● **WORK ORDER**:
Identify, in the records below, every line where the string "title" appears, and copy each such line.

● **AVAILABLE DATA**:
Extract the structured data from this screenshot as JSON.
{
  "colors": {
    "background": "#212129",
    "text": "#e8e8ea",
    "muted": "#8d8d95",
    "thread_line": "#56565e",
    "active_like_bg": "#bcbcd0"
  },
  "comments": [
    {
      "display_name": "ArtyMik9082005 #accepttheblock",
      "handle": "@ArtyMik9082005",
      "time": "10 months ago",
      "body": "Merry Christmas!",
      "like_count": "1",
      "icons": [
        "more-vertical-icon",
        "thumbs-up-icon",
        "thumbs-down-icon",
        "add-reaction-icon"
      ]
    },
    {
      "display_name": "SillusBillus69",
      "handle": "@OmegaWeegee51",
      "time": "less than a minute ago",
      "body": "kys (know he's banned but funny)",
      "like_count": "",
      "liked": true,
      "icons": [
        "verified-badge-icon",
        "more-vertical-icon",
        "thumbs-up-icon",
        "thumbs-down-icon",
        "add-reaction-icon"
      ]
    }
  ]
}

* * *

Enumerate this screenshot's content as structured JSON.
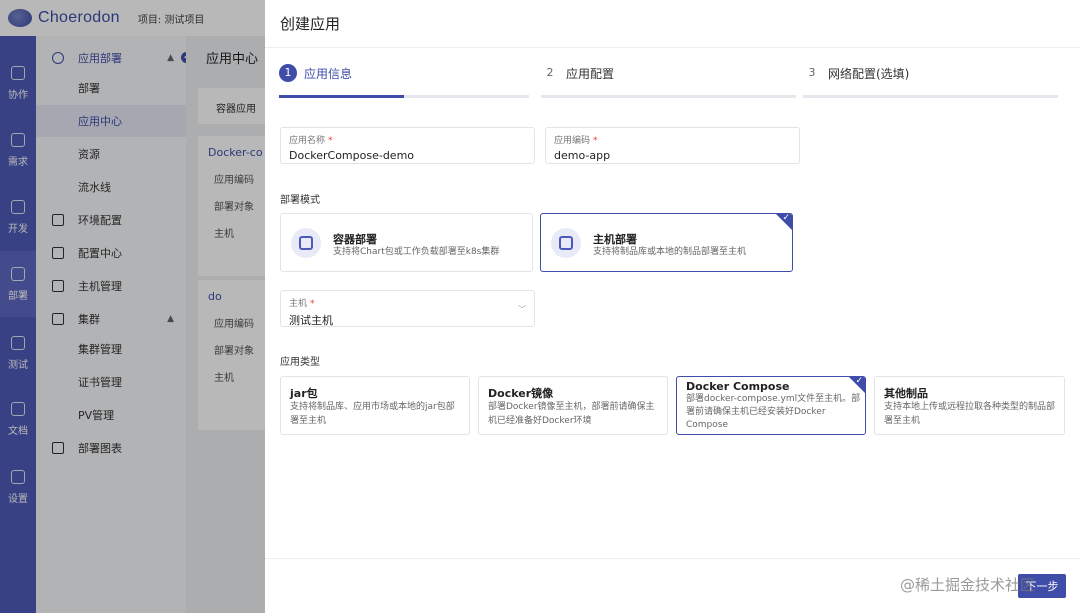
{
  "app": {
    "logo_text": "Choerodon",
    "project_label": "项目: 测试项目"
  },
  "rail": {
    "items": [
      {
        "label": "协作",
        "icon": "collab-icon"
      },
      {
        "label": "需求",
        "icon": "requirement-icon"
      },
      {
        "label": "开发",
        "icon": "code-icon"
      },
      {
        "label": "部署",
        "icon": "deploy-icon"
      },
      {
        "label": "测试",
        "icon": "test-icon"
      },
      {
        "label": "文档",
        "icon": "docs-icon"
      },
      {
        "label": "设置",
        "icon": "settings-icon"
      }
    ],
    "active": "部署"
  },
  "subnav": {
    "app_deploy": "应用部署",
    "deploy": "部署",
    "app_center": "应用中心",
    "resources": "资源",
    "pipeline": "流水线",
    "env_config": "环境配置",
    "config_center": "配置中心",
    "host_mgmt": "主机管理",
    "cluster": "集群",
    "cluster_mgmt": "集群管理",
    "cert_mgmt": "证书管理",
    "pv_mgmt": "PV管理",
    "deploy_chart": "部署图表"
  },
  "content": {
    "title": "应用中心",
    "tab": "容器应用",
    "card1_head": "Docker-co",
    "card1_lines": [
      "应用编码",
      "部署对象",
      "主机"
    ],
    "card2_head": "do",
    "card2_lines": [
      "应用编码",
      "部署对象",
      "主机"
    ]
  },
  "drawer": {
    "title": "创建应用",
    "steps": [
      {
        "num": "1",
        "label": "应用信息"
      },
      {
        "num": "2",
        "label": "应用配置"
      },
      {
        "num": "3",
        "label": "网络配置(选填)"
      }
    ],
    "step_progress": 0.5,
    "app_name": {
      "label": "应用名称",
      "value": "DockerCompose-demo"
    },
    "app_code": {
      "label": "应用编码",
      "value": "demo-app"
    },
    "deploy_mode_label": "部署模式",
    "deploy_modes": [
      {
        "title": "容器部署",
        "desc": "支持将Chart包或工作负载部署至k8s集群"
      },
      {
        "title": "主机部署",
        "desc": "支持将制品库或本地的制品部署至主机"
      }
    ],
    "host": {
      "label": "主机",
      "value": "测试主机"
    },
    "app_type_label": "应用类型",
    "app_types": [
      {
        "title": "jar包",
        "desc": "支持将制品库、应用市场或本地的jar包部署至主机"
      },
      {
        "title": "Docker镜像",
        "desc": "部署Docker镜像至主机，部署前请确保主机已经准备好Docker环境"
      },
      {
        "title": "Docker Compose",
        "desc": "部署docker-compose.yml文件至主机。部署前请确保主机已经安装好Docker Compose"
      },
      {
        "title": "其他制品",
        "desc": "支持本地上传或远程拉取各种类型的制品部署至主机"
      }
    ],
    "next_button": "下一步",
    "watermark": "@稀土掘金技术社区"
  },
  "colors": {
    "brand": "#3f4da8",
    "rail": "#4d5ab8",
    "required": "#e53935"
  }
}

● **ANSWER BELOW**:
    "title": "应用中心",
    "title": "创建应用",
        "title": "容器部署",
        "title": "主机部署",
        "title": "jar包",
        "title": "Docker镜像",
        "title": "Docker Compose",
        "title": "其他制品",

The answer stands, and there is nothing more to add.